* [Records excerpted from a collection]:
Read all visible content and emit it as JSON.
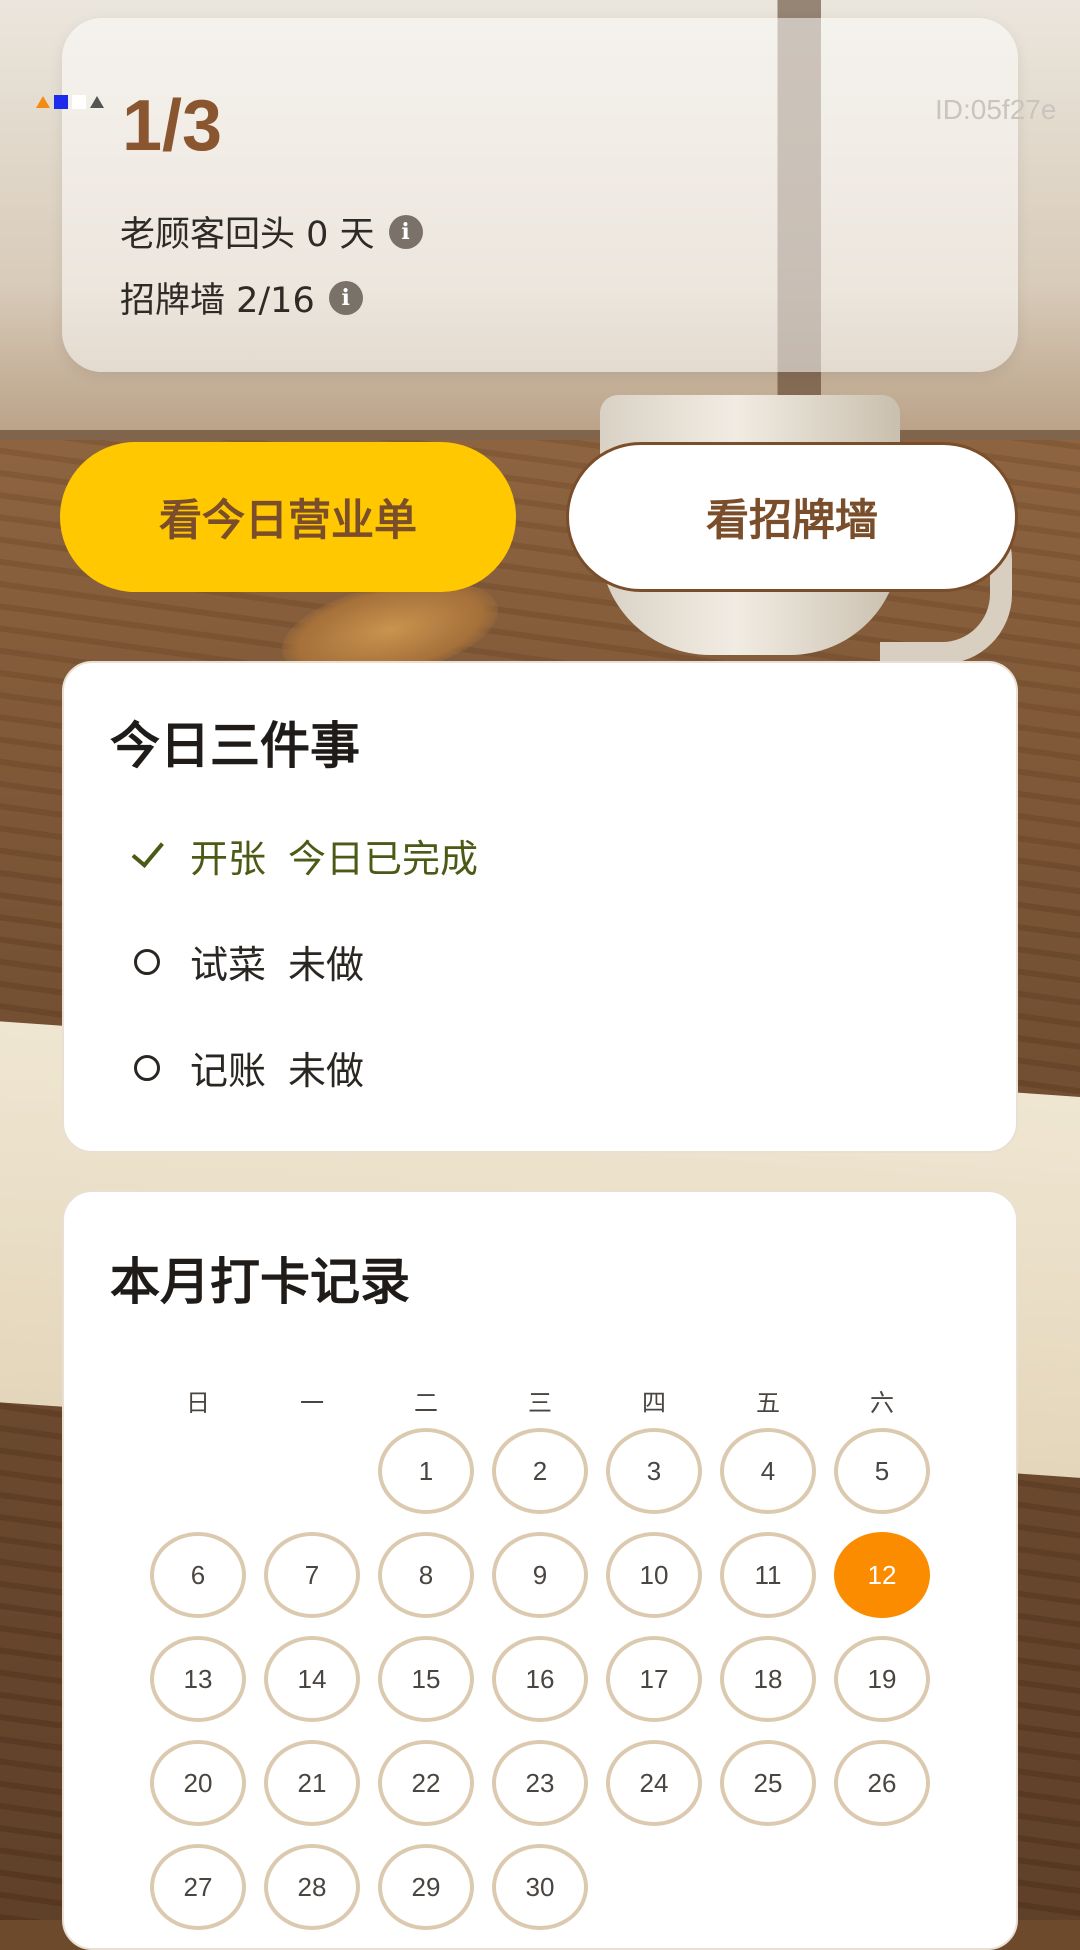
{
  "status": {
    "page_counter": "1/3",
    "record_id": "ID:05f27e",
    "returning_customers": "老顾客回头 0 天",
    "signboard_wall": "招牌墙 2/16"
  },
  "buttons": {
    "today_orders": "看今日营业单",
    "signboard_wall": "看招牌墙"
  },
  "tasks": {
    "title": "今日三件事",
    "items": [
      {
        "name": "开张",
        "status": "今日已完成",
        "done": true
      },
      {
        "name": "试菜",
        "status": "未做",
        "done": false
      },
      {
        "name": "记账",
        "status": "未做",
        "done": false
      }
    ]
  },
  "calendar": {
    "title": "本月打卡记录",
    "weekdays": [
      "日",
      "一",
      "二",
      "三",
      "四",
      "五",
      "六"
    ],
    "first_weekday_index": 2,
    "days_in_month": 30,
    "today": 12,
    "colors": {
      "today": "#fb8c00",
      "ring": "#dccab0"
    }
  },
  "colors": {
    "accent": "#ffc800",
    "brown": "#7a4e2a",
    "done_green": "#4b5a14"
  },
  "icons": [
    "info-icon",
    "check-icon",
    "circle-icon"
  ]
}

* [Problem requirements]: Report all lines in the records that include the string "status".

* [Solution to the problem]:
  "status": {
        "status": "今日已完成",
        "status": "未做",
        "status": "未做",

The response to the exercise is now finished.